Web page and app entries
::::

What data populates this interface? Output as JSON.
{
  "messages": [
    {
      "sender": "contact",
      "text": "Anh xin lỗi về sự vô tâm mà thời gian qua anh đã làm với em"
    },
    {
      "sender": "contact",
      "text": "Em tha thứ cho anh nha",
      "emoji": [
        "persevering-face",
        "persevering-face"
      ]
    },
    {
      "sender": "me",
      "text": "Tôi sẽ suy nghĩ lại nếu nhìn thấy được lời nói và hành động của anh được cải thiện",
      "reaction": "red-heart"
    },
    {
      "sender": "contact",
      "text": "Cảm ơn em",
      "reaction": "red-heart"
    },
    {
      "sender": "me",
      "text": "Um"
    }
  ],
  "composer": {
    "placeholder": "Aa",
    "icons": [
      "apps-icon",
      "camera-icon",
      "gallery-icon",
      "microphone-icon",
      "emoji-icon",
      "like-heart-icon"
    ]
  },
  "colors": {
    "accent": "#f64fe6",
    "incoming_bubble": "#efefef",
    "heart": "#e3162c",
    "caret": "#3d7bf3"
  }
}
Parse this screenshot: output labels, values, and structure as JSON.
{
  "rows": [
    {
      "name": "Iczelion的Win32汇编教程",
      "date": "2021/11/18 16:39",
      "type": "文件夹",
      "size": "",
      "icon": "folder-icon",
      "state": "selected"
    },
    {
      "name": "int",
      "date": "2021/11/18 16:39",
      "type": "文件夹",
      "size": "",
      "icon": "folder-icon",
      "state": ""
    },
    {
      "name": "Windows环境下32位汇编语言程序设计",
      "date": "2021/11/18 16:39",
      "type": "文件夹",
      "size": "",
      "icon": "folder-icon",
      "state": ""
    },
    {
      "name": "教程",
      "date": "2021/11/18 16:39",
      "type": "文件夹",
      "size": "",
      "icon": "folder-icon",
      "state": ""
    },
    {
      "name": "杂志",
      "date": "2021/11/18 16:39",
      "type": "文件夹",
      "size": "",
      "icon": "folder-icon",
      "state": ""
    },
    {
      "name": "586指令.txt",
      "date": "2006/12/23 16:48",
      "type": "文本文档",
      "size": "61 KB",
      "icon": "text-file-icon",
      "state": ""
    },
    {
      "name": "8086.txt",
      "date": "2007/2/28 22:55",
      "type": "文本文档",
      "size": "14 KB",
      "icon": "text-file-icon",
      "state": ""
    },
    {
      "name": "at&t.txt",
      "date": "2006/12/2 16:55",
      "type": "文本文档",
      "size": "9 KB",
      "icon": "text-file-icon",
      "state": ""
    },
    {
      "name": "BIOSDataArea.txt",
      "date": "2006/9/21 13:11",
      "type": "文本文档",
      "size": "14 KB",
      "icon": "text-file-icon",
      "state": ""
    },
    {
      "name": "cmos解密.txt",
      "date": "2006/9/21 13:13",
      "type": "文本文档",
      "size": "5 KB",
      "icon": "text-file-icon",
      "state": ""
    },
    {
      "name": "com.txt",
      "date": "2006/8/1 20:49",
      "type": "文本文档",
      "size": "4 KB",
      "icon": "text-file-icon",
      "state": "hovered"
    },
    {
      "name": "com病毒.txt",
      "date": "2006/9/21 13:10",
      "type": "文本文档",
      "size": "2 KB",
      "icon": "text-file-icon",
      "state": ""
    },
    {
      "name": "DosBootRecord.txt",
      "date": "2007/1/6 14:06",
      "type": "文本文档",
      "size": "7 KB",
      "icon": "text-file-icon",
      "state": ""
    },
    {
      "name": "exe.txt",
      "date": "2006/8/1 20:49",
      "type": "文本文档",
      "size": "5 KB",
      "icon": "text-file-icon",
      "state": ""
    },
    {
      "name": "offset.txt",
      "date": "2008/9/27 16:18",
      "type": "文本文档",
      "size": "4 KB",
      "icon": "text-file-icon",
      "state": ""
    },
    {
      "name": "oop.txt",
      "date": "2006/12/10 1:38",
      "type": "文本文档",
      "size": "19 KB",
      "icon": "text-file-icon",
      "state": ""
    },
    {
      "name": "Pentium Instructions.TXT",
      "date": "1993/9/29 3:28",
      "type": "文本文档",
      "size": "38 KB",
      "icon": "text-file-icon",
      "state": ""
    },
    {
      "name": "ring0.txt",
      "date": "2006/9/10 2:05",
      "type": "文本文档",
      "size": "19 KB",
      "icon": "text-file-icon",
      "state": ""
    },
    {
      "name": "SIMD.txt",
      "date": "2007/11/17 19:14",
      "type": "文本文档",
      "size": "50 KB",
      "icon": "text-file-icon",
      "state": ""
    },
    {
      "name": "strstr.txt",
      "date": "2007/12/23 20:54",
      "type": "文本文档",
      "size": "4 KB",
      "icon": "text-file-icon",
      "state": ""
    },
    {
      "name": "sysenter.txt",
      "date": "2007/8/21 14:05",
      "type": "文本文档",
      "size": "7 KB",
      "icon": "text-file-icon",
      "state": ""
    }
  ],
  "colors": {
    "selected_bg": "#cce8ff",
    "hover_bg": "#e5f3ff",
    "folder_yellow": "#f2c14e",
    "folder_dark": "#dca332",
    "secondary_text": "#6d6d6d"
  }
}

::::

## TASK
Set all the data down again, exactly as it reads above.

## SOLUTION TO THE PROBLEM
What data populates this interface? Output as JSON.
{
  "messages": [
    {
      "sender": "contact",
      "text": "Anh xin lỗi về sự vô tâm mà thời gian qua anh đã làm với em"
    },
    {
      "sender": "contact",
      "text": "Em tha thứ cho anh nha",
      "emoji": [
        "persevering-face",
        "persevering-face"
      ]
    },
    {
      "sender": "me",
      "text": "Tôi sẽ suy nghĩ lại nếu nhìn thấy được lời nói và hành động của anh được cải thiện",
      "reaction": "red-heart"
    },
    {
      "sender": "contact",
      "text": "Cảm ơn em",
      "reaction": "red-heart"
    },
    {
      "sender": "me",
      "text": "Um"
    }
  ],
  "composer": {
    "placeholder": "Aa",
    "icons": [
      "apps-icon",
      "camera-icon",
      "gallery-icon",
      "microphone-icon",
      "emoji-icon",
      "like-heart-icon"
    ]
  },
  "colors": {
    "accent": "#f64fe6",
    "incoming_bubble": "#efefef",
    "heart": "#e3162c",
    "caret": "#3d7bf3"
  }
}
Parse this screenshot: output labels, values, and structure as JSON.
{
  "rows": [
    {
      "name": "Iczelion的Win32汇编教程",
      "date": "2021/11/18 16:39",
      "type": "文件夹",
      "size": "",
      "icon": "folder-icon",
      "state": "selected"
    },
    {
      "name": "int",
      "date": "2021/11/18 16:39",
      "type": "文件夹",
      "size": "",
      "icon": "folder-icon",
      "state": ""
    },
    {
      "name": "Windows环境下32位汇编语言程序设计",
      "date": "2021/11/18 16:39",
      "type": "文件夹",
      "size": "",
      "icon": "folder-icon",
      "state": ""
    },
    {
      "name": "教程",
      "date": "2021/11/18 16:39",
      "type": "文件夹",
      "size": "",
      "icon": "folder-icon",
      "state": ""
    },
    {
      "name": "杂志",
      "date": "2021/11/18 16:39",
      "type": "文件夹",
      "size": "",
      "icon": "folder-icon",
      "state": ""
    },
    {
      "name": "586指令.txt",
      "date": "2006/12/23 16:48",
      "type": "文本文档",
      "size": "61 KB",
      "icon": "text-file-icon",
      "state": ""
    },
    {
      "name": "8086.txt",
      "date": "2007/2/28 22:55",
      "type": "文本文档",
      "size": "14 KB",
      "icon": "text-file-icon",
      "state": ""
    },
    {
      "name": "at&t.txt",
      "date": "2006/12/2 16:55",
      "type": "文本文档",
      "size": "9 KB",
      "icon": "text-file-icon",
      "state": ""
    },
    {
      "name": "BIOSDataArea.txt",
      "date": "2006/9/21 13:11",
      "type": "文本文档",
      "size": "14 KB",
      "icon": "text-file-icon",
      "state": ""
    },
    {
      "name": "cmos解密.txt",
      "date": "2006/9/21 13:13",
      "type": "文本文档",
      "size": "5 KB",
      "icon": "text-file-icon",
      "state": ""
    },
    {
      "name": "com.txt",
      "date": "2006/8/1 20:49",
      "type": "文本文档",
      "size": "4 KB",
      "icon": "text-file-icon",
      "state": "hovered"
    },
    {
      "name": "com病毒.txt",
      "date": "2006/9/21 13:10",
      "type": "文本文档",
      "size": "2 KB",
      "icon": "text-file-icon",
      "state": ""
    },
    {
      "name": "DosBootRecord.txt",
      "date": "2007/1/6 14:06",
      "type": "文本文档",
      "size": "7 KB",
      "icon": "text-file-icon",
      "state": ""
    },
    {
      "name": "exe.txt",
      "date": "2006/8/1 20:49",
      "type": "文本文档",
      "size": "5 KB",
      "icon": "text-file-icon",
      "state": ""
    },
    {
      "name": "offset.txt",
      "date": "2008/9/27 16:18",
      "type": "文本文档",
      "size": "4 KB",
      "icon": "text-file-icon",
      "state": ""
    },
    {
      "name": "oop.txt",
      "date": "2006/12/10 1:38",
      "type": "文本文档",
      "size": "19 KB",
      "icon": "text-file-icon",
      "state": ""
    },
    {
      "name": "Pentium Instructions.TXT",
      "date": "1993/9/29 3:28",
      "type": "文本文档",
      "size": "38 KB",
      "icon": "text-file-icon",
      "state": ""
    },
    {
      "name": "ring0.txt",
      "date": "2006/9/10 2:05",
      "type": "文本文档",
      "size": "19 KB",
      "icon": "text-file-icon",
      "state": ""
    },
    {
      "name": "SIMD.txt",
      "date": "2007/11/17 19:14",
      "type": "文本文档",
      "size": "50 KB",
      "icon": "text-file-icon",
      "state": ""
    },
    {
      "name": "strstr.txt",
      "date": "2007/12/23 20:54",
      "type": "文本文档",
      "size": "4 KB",
      "icon": "text-file-icon",
      "state": ""
    },
    {
      "name": "sysenter.txt",
      "date": "2007/8/21 14:05",
      "type": "文本文档",
      "size": "7 KB",
      "icon": "text-file-icon",
      "state": ""
    }
  ],
  "colors": {
    "selected_bg": "#cce8ff",
    "hover_bg": "#e5f3ff",
    "folder_yellow": "#f2c14e",
    "folder_dark": "#dca332",
    "secondary_text": "#6d6d6d"
  }
}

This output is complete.